Though a year has passed since the massive peanut butter Salmonella outbreak of 2008 and 2009, victims and their families are not the only ones with peanut product danger still on their minds. The state of Georgia, home to the plant that sickened over 700 people and killed nine, still has peanut safety near the forefront of its agenda. The Georgia state legislature, Peanut growers, and peanut industry organizations are all continuing to show interest in avoiding another deadly outbreak.

peanuts6-featured.jpgIn 2009 the state passed a law that tightened food safety standards, which most experts agreed were subpar during the time of the outbreak.  The law’s purpose was “to provide requirements for testing of samples or specimens of foods and ingredients of food processing plants for the presence of poisonous or deleterious substances or other contaminants.” It was also designed to “provide for food safety plans; to provide for reports and records; to provide for rules and regulations; to provide for inspections; to repeal conflicting laws; and for other services.”

Some experts claimed that this law was “like putting a band aid on a broken leg,” and did not provide the strict vigilance needed to avoid another outbreak. However, this spring the house passed another law strengthening its fist one. This law made it a felony to knowingly distribute contaminated products, with penalties resulting in up to 20 years in prison and a $20,000 fine. It also made failure to report possible positive tests for contamination to the government within 24 hours a misdemeanor charge.

These laws have indeed strengthened the food safety standards in the state of Georgia. In March, Peter Hurley, the father of a three-year-old boy who became ill with Salmonella from Georgia peanuts, spoke with Food Safety News about the Georgia laws.

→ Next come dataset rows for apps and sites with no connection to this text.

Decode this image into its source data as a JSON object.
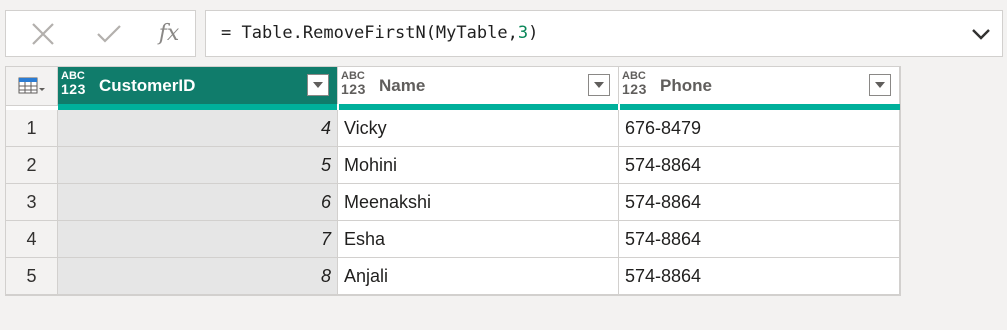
{
  "formula_bar": {
    "cancel_icon": "x-icon",
    "confirm_icon": "check-icon",
    "fx_label": "fx",
    "formula_prefix": "= Table.RemoveFirstN(MyTable,",
    "formula_number": "3",
    "formula_suffix": ")"
  },
  "grid": {
    "columns": [
      {
        "type_abc": "ABC",
        "type_123": "123",
        "label": "CustomerID"
      },
      {
        "type_abc": "ABC",
        "type_123": "123",
        "label": "Name"
      },
      {
        "type_abc": "ABC",
        "type_123": "123",
        "label": "Phone"
      }
    ],
    "rows": [
      {
        "num": "1",
        "customer_id": "4",
        "name": "Vicky",
        "phone": "676-8479"
      },
      {
        "num": "2",
        "customer_id": "5",
        "name": "Mohini",
        "phone": "574-8864"
      },
      {
        "num": "3",
        "customer_id": "6",
        "name": "Meenakshi",
        "phone": "574-8864"
      },
      {
        "num": "4",
        "customer_id": "7",
        "name": "Esha",
        "phone": "574-8864"
      },
      {
        "num": "5",
        "customer_id": "8",
        "name": "Anjali",
        "phone": "574-8864"
      }
    ]
  },
  "colors": {
    "selected_header": "#107c6b",
    "quality_bar": "#00b09b",
    "formula_number": "#098658"
  }
}
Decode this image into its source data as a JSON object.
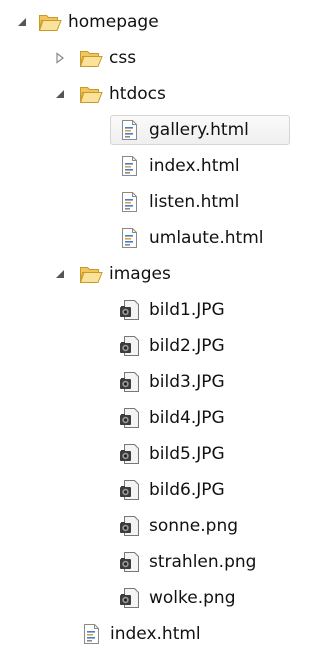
{
  "tree": {
    "root": {
      "label": "homepage",
      "expanded": true,
      "icon": "folder-open-icon"
    },
    "css": {
      "label": "css",
      "expanded": false,
      "icon": "folder-icon"
    },
    "htdocs": {
      "label": "htdocs",
      "expanded": true,
      "icon": "folder-open-icon",
      "files": [
        {
          "label": "gallery.html",
          "selected": true,
          "icon": "html-file-icon"
        },
        {
          "label": "index.html",
          "icon": "html-file-icon"
        },
        {
          "label": "listen.html",
          "icon": "html-file-icon"
        },
        {
          "label": "umlaute.html",
          "icon": "html-file-icon"
        }
      ]
    },
    "images": {
      "label": "images",
      "expanded": true,
      "icon": "folder-open-icon",
      "files": [
        {
          "label": "bild1.JPG",
          "icon": "image-file-icon"
        },
        {
          "label": "bild2.JPG",
          "icon": "image-file-icon"
        },
        {
          "label": "bild3.JPG",
          "icon": "image-file-icon"
        },
        {
          "label": "bild4.JPG",
          "icon": "image-file-icon"
        },
        {
          "label": "bild5.JPG",
          "icon": "image-file-icon"
        },
        {
          "label": "bild6.JPG",
          "icon": "image-file-icon"
        },
        {
          "label": "sonne.png",
          "icon": "image-file-icon"
        },
        {
          "label": "strahlen.png",
          "icon": "image-file-icon"
        },
        {
          "label": "wolke.png",
          "icon": "image-file-icon"
        }
      ]
    },
    "root_file": {
      "label": "index.html",
      "icon": "html-file-icon"
    }
  },
  "colors": {
    "folder_fill": "#f6d37a",
    "folder_stroke": "#c89a2a",
    "html_blue": "#4a7fc1",
    "twisty": "#555555",
    "selection_border": "#d5d5d5"
  }
}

“I think it would be in the best interest of every state to pass a bill like this; not only for the consumers, but also to let food producers know the government is serious about food safety.  I wish all the states would pass a law like Georgia’s,” he said in an email.

A recent article published by WALB News shows evidence that the government is not the only body still focused on preventing another outbreak. It reports that this month over 100 people showed up for a voluntary–and pricey–food safety training course geared towards the storage facilities in which peanuts are kept for months on end before they are de-shelled. These facilities are called “buying points”, and are a likely source for contamination.

The Executive Director of the National Peanut Buying Points Association, Tyron Spearman, spoke with WALB News. He said that food safety is on the forefront of the industry’s agenda.

“We have more direction now as to what should we do to prevent something like this from happening again,” said Spearman, referring to the massive outbreak last year.

He named a few concrete changes the industry is making in order to ensure safety. “The pits have to be cleaned periodically, you cannot have birds or places for birds to build bird nests,” he said of the warehouses. He also mentioned that they are changing out glass light bulbs for non-shatter bulbs with protectors around them. They also have amped up rodent control in and around the facilities.

Though the producers, industry organizations, and Georgia State government are still reacting to the outbreak, peanuts are not only grown in Georgia. Food safety attorney Bill Marler, who has brought claims against companies on behalf of peanut outbreak victims, told Food Safety News:

“With respect to over all legislation, everyone has been waiting on the passage of S. 510, the Food Safety Modernization Act, which would mandate more inspections of plants like peanuts.”

The Senate struck a bipartisan agreement on the bill last week.

© Food Safety News
  • dangermaus

    So, this looks like the state of Georgia has successfully put in place an inspection regime that would have prevented the much-touted peanut butter poisoning issue of the last couple years. Why do we need a gigantic federal bill to do something the states can obviously handle?
    You know the Feds are going to screw this up by imposing one-size-fits-all regulations, and exploding the costs.